Brief: Could you show all lines in the entries below that contain the string "mtime"?

** Opening Data section block **

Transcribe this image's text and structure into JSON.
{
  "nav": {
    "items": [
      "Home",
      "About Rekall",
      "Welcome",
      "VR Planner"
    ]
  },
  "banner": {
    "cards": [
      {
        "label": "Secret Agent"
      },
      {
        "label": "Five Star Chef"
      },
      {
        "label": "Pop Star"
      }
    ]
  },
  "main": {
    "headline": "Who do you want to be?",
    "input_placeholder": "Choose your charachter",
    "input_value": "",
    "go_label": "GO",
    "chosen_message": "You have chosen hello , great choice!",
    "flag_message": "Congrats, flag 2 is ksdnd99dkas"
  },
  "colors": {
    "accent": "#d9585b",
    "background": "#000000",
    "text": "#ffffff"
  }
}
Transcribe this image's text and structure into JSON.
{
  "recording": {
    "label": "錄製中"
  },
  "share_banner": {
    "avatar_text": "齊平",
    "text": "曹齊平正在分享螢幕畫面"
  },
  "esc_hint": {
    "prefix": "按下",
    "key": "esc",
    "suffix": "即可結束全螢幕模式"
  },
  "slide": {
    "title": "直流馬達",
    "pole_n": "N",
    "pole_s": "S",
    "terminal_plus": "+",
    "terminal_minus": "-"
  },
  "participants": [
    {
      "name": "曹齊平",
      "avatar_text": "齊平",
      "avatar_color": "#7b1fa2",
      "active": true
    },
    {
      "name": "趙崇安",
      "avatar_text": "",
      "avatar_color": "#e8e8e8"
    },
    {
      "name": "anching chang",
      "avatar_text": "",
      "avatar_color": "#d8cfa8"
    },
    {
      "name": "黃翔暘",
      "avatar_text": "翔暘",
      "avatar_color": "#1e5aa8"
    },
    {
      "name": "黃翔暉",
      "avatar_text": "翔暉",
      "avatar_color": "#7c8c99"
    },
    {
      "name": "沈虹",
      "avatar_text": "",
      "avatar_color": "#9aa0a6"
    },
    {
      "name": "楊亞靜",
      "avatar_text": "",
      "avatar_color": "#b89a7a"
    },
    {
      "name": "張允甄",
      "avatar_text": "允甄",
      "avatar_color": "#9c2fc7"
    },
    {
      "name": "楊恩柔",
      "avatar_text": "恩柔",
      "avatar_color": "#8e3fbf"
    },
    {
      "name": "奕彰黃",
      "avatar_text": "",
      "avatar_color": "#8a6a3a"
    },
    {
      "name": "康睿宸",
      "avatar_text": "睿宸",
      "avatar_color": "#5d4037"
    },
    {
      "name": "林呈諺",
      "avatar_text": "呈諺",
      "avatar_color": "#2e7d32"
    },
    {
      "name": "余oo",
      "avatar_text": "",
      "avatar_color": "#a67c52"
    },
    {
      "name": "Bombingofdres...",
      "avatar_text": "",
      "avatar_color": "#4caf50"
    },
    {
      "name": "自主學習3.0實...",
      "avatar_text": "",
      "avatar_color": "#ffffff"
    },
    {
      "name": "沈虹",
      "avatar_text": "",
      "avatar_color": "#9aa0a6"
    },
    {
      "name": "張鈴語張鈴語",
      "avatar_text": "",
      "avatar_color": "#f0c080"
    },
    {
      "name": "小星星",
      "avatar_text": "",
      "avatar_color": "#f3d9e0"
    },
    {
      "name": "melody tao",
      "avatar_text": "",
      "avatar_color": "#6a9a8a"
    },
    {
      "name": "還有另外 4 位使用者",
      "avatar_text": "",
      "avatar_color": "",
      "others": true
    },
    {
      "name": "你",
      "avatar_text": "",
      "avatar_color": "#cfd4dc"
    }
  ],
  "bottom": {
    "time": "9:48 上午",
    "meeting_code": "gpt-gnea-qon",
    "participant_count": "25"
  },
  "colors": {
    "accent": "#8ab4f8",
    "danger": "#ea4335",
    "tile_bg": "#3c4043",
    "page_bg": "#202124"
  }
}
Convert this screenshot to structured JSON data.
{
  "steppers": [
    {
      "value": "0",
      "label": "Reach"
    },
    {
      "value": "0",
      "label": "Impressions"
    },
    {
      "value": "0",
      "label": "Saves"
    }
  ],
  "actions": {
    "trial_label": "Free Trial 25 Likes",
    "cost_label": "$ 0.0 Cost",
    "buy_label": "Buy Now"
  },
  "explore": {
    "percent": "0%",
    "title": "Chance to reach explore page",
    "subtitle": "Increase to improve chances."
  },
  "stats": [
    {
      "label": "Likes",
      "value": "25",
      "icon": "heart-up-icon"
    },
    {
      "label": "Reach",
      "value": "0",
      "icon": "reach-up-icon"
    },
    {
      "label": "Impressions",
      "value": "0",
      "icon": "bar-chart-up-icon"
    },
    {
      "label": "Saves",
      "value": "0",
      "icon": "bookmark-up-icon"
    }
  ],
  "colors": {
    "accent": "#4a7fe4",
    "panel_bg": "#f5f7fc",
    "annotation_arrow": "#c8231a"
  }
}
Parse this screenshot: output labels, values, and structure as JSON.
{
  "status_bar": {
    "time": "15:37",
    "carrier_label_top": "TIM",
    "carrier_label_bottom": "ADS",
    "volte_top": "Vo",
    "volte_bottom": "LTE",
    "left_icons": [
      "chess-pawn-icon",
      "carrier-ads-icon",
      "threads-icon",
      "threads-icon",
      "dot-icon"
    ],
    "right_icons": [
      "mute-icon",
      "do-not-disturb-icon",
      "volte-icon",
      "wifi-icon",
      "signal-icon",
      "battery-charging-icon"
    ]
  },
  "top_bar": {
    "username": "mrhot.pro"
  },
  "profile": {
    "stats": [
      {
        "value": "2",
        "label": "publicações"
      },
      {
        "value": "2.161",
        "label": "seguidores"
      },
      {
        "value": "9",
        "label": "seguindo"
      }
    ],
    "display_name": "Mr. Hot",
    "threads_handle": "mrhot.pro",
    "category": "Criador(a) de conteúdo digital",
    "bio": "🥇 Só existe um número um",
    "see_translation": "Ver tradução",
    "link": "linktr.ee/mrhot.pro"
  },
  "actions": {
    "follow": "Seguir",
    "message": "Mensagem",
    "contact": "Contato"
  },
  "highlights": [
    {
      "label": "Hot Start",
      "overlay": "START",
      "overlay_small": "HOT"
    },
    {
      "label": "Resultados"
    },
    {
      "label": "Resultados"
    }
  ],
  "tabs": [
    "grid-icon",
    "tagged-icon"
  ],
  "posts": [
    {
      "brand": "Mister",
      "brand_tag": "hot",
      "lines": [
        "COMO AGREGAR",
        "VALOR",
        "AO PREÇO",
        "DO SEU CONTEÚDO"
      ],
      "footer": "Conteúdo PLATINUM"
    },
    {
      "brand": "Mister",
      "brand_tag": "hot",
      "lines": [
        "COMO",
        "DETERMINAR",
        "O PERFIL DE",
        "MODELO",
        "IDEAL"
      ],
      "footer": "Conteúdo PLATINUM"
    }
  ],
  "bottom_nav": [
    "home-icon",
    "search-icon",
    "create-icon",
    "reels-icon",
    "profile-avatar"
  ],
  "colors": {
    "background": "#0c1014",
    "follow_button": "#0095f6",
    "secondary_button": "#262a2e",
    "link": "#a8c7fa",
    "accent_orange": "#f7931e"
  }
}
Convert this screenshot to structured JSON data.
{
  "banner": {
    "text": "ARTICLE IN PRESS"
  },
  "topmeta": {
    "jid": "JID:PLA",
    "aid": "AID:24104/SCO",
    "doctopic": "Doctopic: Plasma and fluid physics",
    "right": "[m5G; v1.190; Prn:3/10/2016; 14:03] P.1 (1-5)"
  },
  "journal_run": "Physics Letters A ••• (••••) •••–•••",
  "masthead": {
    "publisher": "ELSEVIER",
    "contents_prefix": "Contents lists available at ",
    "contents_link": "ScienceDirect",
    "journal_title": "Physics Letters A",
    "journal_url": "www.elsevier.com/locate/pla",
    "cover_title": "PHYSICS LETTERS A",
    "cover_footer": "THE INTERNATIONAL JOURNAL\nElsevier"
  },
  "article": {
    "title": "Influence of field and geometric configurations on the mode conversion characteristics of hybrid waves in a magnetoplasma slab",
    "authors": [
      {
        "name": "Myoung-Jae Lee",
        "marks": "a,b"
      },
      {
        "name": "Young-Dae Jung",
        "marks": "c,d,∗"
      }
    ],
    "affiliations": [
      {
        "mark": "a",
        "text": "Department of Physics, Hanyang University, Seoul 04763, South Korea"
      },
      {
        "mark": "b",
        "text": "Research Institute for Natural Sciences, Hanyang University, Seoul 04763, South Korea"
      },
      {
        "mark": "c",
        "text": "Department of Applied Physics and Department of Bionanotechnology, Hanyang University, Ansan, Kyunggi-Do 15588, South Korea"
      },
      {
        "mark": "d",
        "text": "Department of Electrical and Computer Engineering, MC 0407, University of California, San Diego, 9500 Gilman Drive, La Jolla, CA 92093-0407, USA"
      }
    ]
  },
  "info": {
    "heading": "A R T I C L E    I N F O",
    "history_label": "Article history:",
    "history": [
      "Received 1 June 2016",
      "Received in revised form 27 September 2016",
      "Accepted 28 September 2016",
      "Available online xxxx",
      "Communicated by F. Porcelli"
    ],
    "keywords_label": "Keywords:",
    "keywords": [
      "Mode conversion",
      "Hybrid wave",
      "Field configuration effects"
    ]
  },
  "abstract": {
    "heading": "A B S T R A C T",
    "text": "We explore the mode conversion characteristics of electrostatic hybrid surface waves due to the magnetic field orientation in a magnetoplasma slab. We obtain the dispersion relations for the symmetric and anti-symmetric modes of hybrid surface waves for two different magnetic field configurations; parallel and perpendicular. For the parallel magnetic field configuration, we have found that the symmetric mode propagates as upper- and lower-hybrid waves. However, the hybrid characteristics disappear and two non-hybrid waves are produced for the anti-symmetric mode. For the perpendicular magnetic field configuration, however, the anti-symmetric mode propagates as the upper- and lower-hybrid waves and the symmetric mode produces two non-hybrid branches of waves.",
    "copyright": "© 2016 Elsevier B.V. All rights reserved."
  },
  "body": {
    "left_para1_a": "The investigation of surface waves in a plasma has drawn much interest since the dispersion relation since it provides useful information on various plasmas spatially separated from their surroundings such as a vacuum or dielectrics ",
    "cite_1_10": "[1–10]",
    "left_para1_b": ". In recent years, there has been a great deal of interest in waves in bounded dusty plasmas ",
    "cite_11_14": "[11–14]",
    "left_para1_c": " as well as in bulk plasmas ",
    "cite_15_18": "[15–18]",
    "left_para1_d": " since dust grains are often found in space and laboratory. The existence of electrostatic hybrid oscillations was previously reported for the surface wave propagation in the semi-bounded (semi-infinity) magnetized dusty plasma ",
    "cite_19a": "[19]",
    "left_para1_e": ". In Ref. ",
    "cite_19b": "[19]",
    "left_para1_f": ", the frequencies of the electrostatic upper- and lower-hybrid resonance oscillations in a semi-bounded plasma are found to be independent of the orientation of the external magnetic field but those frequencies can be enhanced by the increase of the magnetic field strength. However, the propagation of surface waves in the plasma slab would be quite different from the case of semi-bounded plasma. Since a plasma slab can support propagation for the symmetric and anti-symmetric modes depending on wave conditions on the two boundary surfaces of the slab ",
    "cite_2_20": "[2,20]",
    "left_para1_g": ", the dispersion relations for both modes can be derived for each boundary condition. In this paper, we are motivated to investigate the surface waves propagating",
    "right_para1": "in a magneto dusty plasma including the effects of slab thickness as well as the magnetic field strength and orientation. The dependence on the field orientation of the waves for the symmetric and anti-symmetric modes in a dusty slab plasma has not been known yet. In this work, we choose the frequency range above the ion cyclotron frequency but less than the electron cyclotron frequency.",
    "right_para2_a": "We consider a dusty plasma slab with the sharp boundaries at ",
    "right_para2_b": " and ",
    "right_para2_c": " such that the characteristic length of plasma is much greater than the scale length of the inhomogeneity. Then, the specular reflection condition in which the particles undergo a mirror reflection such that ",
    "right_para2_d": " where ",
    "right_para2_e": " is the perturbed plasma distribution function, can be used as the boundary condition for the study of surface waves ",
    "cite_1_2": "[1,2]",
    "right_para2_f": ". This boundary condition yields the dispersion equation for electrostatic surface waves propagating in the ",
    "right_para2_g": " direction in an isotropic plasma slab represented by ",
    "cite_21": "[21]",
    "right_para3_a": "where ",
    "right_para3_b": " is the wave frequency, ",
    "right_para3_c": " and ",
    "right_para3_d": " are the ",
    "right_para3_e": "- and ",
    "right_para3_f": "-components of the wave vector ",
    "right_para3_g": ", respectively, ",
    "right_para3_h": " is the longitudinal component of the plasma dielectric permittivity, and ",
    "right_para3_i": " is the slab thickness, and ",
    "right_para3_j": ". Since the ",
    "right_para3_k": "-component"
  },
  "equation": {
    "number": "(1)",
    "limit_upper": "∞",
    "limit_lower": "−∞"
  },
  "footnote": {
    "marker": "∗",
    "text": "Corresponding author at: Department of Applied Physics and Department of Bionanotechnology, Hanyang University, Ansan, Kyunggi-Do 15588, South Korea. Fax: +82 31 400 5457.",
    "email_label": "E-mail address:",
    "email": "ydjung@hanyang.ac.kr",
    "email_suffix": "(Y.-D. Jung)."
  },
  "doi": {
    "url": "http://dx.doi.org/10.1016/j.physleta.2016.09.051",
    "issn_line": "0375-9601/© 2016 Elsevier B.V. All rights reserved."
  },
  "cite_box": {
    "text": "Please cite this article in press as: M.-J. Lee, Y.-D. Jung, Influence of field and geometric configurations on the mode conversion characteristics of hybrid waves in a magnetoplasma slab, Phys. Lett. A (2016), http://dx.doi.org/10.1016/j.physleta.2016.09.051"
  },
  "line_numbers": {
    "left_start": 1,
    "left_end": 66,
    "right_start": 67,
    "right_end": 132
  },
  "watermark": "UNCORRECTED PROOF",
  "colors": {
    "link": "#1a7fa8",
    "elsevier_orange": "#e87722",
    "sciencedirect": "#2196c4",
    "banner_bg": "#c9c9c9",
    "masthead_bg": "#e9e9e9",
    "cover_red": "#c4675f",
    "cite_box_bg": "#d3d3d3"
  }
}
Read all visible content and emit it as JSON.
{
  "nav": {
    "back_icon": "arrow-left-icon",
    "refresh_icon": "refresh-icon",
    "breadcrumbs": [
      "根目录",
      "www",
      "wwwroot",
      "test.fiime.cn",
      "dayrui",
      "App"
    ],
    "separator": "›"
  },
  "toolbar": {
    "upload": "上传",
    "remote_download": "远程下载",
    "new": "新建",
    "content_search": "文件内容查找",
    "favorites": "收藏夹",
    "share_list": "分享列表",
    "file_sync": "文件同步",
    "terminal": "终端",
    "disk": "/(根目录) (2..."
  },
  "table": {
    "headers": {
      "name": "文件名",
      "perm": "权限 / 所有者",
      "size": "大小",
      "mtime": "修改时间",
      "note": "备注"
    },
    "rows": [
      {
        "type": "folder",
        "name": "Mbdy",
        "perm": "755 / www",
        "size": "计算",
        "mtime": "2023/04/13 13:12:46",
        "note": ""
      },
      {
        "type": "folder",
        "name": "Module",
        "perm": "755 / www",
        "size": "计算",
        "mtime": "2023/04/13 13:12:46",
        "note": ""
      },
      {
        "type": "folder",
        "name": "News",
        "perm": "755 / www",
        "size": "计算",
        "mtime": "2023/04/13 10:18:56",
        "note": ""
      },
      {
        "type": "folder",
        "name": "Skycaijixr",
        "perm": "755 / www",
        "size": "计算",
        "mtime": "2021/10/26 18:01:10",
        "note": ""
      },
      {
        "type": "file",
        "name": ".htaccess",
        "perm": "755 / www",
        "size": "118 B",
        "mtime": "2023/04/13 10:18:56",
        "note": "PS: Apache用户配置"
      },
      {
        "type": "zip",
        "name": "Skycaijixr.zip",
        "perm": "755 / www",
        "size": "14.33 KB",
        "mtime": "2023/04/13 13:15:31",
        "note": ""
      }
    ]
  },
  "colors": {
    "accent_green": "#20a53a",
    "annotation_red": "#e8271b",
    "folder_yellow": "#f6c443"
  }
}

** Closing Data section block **

Exercise result:
      "mtime": "修改时间",
        "mtime": "2023/04/13 13:12:46",
        "mtime": "2023/04/13 13:12:46",
        "mtime": "2023/04/13 10:18:56",
        "mtime": "2021/10/26 18:01:10",
        "mtime": "2023/04/13 10:18:56",
        "mtime": "2023/04/13 13:15:31",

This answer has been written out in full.